* Exercise aim *
Take every line from the data that has the word "accent" in it.

* Provided data *
•••

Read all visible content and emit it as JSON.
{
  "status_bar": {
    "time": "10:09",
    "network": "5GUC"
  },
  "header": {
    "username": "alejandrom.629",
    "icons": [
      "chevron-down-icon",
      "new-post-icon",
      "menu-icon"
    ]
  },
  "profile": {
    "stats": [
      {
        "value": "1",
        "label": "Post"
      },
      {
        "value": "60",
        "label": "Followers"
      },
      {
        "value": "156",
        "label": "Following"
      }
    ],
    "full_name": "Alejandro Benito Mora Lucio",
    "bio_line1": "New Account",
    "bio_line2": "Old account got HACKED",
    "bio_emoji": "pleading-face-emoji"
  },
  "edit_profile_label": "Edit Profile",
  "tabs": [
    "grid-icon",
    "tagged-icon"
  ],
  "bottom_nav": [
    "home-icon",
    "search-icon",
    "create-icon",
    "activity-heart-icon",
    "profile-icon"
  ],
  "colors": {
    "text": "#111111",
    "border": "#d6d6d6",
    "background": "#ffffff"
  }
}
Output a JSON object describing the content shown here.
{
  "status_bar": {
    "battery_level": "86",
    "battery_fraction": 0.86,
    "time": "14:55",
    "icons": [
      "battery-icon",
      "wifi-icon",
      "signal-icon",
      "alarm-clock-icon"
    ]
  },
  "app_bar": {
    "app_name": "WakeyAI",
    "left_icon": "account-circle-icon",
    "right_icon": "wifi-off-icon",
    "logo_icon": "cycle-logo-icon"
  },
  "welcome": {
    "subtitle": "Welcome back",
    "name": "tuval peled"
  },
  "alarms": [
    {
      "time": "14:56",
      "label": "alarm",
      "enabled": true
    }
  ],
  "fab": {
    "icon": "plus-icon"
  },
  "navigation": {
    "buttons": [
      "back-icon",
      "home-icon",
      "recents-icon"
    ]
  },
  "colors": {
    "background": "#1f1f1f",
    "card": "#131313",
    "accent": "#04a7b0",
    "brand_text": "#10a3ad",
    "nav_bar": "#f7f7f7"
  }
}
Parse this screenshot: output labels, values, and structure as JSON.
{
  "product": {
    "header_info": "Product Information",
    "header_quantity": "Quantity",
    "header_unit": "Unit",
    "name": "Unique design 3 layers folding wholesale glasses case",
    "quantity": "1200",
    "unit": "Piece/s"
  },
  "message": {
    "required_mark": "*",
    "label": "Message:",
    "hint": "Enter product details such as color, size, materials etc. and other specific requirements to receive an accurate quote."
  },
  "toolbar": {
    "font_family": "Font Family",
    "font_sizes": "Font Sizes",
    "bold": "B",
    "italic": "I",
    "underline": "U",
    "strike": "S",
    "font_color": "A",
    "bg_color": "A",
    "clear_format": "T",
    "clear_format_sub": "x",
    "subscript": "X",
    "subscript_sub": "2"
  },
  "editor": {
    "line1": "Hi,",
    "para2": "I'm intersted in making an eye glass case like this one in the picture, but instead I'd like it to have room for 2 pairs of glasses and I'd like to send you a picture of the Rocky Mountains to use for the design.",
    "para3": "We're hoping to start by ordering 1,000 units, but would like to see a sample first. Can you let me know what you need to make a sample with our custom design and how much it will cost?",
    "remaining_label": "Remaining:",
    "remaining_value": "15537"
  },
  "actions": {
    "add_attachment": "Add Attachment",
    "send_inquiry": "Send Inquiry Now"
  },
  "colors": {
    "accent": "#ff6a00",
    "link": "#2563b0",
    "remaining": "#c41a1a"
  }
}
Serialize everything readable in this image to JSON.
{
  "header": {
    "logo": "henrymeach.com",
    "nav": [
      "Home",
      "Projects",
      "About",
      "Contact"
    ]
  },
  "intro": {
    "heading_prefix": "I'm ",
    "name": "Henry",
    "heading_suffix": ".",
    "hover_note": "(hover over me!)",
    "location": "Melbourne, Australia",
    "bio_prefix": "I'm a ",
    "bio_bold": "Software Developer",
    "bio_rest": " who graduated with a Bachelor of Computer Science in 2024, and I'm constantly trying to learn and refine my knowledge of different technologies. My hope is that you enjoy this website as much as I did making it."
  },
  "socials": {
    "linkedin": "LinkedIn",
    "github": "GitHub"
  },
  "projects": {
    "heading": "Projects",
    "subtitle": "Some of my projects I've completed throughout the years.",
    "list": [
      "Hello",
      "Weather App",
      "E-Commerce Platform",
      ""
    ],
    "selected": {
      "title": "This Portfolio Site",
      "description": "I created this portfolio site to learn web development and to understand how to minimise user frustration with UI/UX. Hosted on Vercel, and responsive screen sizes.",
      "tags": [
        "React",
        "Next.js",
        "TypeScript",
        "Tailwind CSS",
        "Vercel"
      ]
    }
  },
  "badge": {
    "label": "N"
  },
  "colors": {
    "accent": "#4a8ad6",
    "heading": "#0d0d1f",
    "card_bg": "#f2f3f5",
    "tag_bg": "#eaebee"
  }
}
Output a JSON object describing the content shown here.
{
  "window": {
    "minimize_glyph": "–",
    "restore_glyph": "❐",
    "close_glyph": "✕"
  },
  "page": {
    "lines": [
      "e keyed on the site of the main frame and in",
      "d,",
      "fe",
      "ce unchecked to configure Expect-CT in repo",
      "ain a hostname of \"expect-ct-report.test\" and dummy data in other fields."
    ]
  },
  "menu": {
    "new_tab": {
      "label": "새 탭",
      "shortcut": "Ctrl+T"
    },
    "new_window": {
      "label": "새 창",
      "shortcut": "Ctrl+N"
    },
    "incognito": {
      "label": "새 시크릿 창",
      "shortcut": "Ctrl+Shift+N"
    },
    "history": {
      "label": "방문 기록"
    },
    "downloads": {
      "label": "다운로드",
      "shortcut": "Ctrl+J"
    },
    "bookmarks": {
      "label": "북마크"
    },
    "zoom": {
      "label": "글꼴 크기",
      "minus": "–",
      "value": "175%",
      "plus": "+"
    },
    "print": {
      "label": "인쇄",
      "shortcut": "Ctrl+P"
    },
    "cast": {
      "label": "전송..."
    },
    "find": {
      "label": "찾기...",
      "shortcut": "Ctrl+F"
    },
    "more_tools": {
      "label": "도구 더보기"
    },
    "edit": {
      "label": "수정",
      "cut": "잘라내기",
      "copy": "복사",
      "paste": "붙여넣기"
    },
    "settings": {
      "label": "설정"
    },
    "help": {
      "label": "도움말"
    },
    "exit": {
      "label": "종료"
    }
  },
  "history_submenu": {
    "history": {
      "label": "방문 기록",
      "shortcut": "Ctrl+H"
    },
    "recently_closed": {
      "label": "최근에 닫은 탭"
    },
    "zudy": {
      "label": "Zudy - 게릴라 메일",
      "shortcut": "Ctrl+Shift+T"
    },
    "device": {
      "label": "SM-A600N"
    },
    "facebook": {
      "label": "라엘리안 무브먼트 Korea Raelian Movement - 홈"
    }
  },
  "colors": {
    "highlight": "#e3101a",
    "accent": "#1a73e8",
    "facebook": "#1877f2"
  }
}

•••

* Your response *
    "accent": "#04a7b0",
    "accent": "#ff6a00",
    "accent": "#4a8ad6",
    "accent": "#1a73e8",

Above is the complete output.